by Dick Rauh
Flowers bloom year-round, but spring is practically defined by them. Published last year, The Science Behind Flowers is based on the New York Botanical Garden course, Plant Morphology for Botanical Illustrators. Rauh teaches his students – and now readers – how to observe flowers more closely and see the biological and ecological significance of their morphology. Diagrams and photographs clearly illustrate flower anatomy and physiology.
by Elizabeth Rush
Climate change has introduced new dangers to this once-optimistic season. Each spring more sea ice melts than froze the autumn before; excessive annual snowmelt in the mountains feeds rivers to flood levels, and sea levels have begun to rise, contributing to increasingly severe seasonal storms. The result is a threatened and changing coastline. In Rising, Elizabeth Rush explores places in the U.S. that are already experiencing the dramatic impacts of changing hydrology, from the Gulf Coast to New York City and the Bay Area.
by Anne Sibley O’Brien and Susan Gal

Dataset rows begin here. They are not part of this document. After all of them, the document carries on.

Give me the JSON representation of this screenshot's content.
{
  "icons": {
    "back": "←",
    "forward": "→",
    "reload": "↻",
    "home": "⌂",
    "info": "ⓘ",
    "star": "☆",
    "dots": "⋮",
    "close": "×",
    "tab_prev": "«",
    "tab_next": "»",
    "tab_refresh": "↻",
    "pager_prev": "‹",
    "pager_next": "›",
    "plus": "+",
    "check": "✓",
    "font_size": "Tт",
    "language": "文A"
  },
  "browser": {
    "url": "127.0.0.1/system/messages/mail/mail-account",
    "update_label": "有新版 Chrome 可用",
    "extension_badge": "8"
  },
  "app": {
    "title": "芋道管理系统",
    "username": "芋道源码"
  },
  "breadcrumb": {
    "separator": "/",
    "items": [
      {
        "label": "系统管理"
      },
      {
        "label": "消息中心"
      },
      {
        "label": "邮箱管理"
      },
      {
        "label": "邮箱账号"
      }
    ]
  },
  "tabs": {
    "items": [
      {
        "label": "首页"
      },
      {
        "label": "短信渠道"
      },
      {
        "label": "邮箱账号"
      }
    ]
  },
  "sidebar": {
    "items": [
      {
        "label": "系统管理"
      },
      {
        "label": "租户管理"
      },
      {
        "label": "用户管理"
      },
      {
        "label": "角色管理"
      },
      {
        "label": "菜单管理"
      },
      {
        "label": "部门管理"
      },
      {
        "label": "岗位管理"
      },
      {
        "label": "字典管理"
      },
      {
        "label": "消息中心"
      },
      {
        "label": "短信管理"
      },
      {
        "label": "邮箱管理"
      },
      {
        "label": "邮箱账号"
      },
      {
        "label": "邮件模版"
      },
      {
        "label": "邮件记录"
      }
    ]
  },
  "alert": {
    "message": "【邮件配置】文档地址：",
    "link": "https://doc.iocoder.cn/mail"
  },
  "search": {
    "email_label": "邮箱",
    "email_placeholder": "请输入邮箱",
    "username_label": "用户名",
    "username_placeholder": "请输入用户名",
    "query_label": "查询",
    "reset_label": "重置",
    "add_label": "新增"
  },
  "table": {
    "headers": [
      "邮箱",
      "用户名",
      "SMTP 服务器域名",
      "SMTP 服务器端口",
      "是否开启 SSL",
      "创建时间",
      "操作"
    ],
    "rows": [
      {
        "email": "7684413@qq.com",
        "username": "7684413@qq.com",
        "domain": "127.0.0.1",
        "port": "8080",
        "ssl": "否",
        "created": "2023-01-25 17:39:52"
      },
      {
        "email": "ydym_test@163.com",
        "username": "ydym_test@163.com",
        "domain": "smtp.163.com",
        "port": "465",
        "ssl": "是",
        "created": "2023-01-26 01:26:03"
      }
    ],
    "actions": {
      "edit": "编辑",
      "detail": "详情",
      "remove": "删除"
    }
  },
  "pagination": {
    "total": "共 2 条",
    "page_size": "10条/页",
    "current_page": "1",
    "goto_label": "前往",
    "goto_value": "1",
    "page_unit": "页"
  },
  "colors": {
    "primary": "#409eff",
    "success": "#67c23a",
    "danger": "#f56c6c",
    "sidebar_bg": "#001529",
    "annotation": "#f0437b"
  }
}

If you think that picture books are only for children, find a child to read Abracadabra, It’s Spring with you. But don’t miss this book. Short, simple verses accompany eleven brightly colored gatefold illustrations that capture all our favorite elements of the season: snow melting in the garden, new leaves on trees, flowers in bloom, and the arrival of birds and caterpillars.
Feature image by Uriel Mont, Pexels